Daniela grew up in the European countryside of the former Czechoslovakia, where the church steeple was the standout landmark of any town or village.
“The focal point of country living used to be the church,” she said. “Coming from Europe, as a child, the first thing you noticed when you enter a town is the church steeple. I missed this when I came to Canada. Here the first thing I noticed were commercial sites, businesses, shops, industrial places.
“So when we moved to Goodfare, the first thing we saw was the church, which was really nice. And after it closed we still kept our eyes on it. But nothing was done with it; in time, shingles were falling off and it looked more and more neglected.”
With this sense of the central importance of the church, ideas began fermenting of ways Lionel and Daniela could restore and keep St. Edward’s from its seemingly inevitable demolition. Even if the church was no longer used for celebrating Mass, at least they could do something to still honour the church’s legacy in the community. Finally, they decided to pursue their vision.

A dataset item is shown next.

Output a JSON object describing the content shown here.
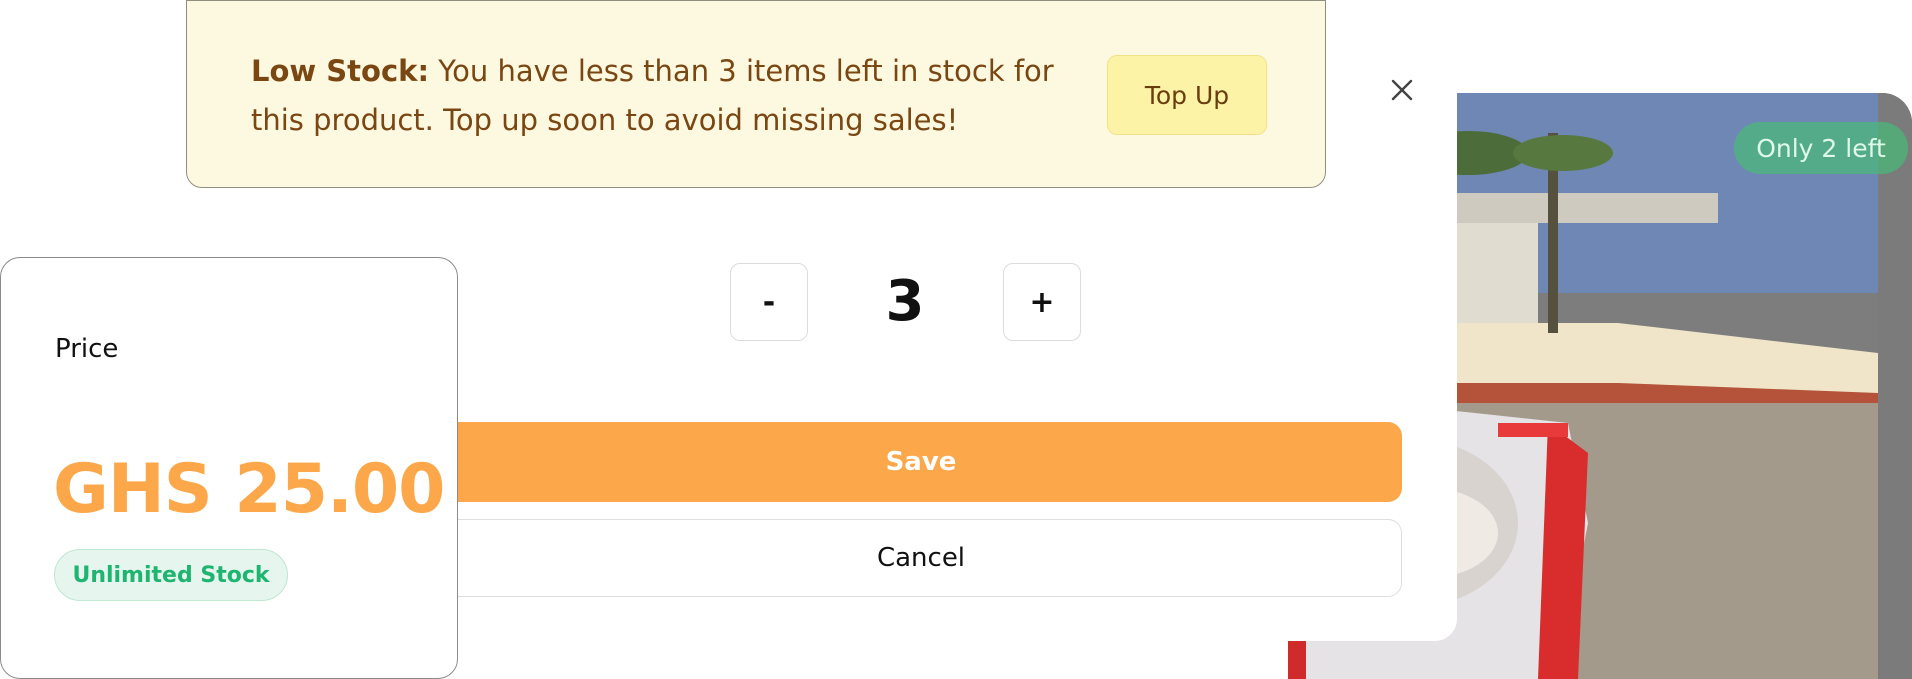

After much back and forth between the archdiocese and the Allingham’s on their proposal to take responsibility for the church building, a deal was finally made and they bought it for $100. They then received a quote from a moving company to transport it to their home for $5,000.
But the couple were unaware that, by this time, the church floor had significant amounts of dry rot. It was something they would soon discover however, when the moving company began to hoist up the church and the whole flooring beneath it collapsed.
“When they finally lifted the church there was this loud crack,” Lionel recalled. “They did a whole bunch of work after that putting hydraulics underneath and cross-tying it. We were able to get it here in one piece $15,000 later – triple what we expected.
“But even after that we still felt it was the right thing to do.”
From there, work to renovate, repair and restore the church began. The flooring and foundation were an immediate priority. Much help was provided by former parishioners and by others looking to support this unique community project. One person donated all of the new floor joists. Others helped with laying out the cement for the church’s foundation. One of Allingham’s daughters donated all of the new laminate flooring. A woman who was baptized and married at St. Edward’s Church offered to pay to install a rain trough.
In an era when many rural communities have sadly seen their churches close down, St. Edward’s in its new found life with the Allingham’s shows that, with faith and perseverance, there is always a chance for a new beginning. Church buildings may come and go, but the faith fostered in those buildings still continues on in the hearts of those who filled its pews.
Anyone interested in using this chapel for personal prayer or a retreat are encouraged to contact the Allingham’s by e-mail at firstname.lastname@example.org
This is only an excerpt. Read the full story in the November 2022 edition of Northern Light